You can discharge a lithium battery up to 90% without damaging the battery while you can only safely discharge a Lead Acid battery up to 50%. This means that a 100 ah Lithium battery is almost equal to a 200 ah Lead Acid battery in terms of draw.


Battery lifespan is not measured in terms of lifespan but rather the number of cycles it can handle before it expires.  A cycle is when you discharge a battery and then charge it back again.  While Lead-acid batteries can last up to 1000 cycles Lithium batteries last up to 3000 cycles.  This loosely translates to 3 years and 8 years but this can be less or higher depending on the number of cycles you use.

Less Weight

Lithium batteries with the same capacity as Lead Acid batteries can weigh up to 30% less.  This is why they are used in portable devices like phones and laptops and bigger applications such as power stations for camping.


Lithium batteries can be mounted in any direction as they do not have an electrolyte to spill. They can also withstand vibrations.

Rapid Charging

Lithium batteries can be quickly recharged as they do not go to the absorption stage of charging like lead-acid batteries and jump from bulk to float. While a typical 12V Lead-acid battery can take up to 10 hours to charge. It will take only 3 hours for a lithium battery to fully charge.

Constant Voltage

Lithium batteries maintain a high voltage even when highly discharged providing constant power throughout the charge cycle.


Lithium batteries are quite efficient when charging. They won’t heat up and can take up 99% of the charge from a charger.

Self Discharge

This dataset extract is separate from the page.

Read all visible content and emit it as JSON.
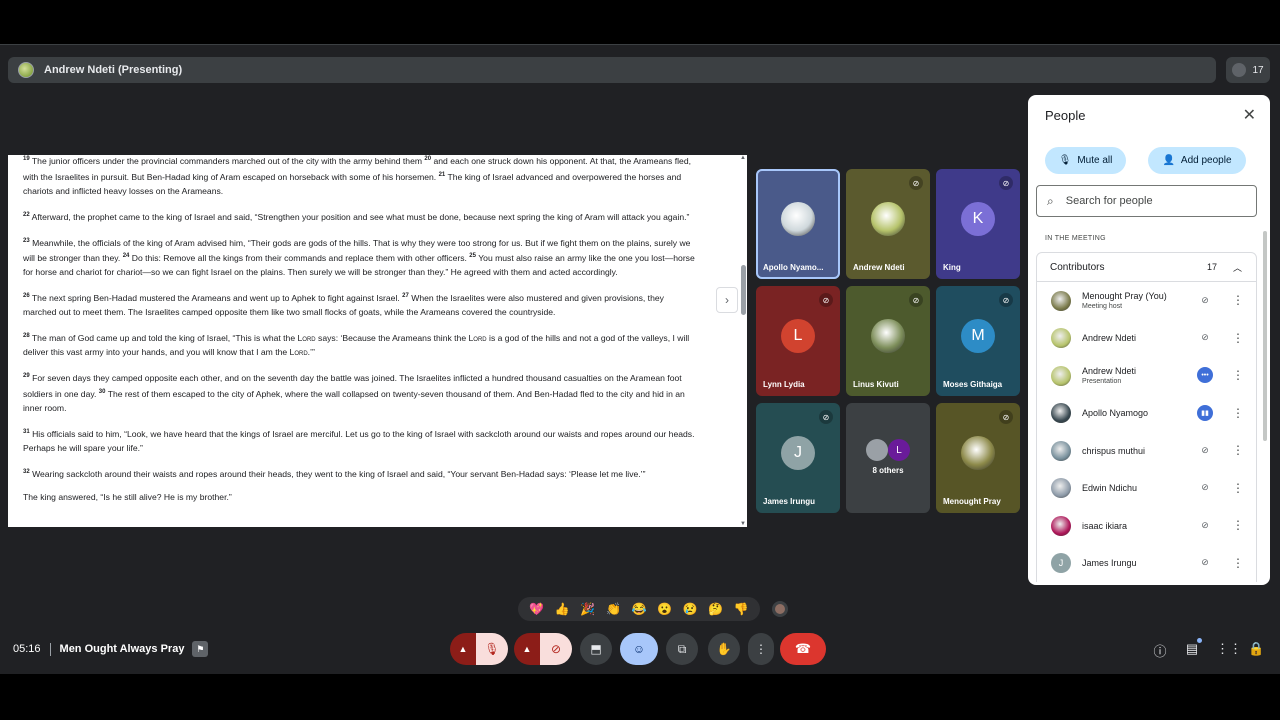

Lead Acid batteries will go dead even when left in storage as they discharge very quickly (up to 30%). You will need to maintain the charge with a trickle charger or make sure to recharge every month. This is not an issue with Lithium batteries as it can hold a full charge for even up to 1 year as it only experiences a 3% monthly discharge.

The downside to Lithium Batteries

Low Temperatures

Lithium batteries do not perform well in low temperatures.  Discharging Lithium batteries in temperatures below freezing can cause issues. You may need to warm up the batteries in order to discharge them.

CCA Rating

As stated before CCA or Cold Cranking Amps is the amps you can draw from a battery for 30 seconds at 0°F. Lithium batteries will not have these ratings and these may cause an issue when replacing your starting batteries. However, this does not mean it will not support starting as lithium batteries can support a bigger draw than lead-acid in less time.


The biggest impediment to upgrading to Li-Ion Batteries is the price. An H7 Lead Acid battery can cost less than $300 but this can be up to triple the amount when you go for Lithium.

Lithium batteries are better batteries that Lead Acid in more ways than one. They reduce weight of your car and take up less space. They charge faster, provide more power and last longer. However price is the biggest impediment when it comes to using Lithium batteries for starting especially on Diesel vehicles where it does not power the running of the vehicle.

These batteries however will work great for RVs and solar and this is where the cost can be competitive with lead-acid.  Because they last longer and you can discharge more you can replace a Lead Acid bank with a Lithium battery bank with 50% less in capacity and get the same power.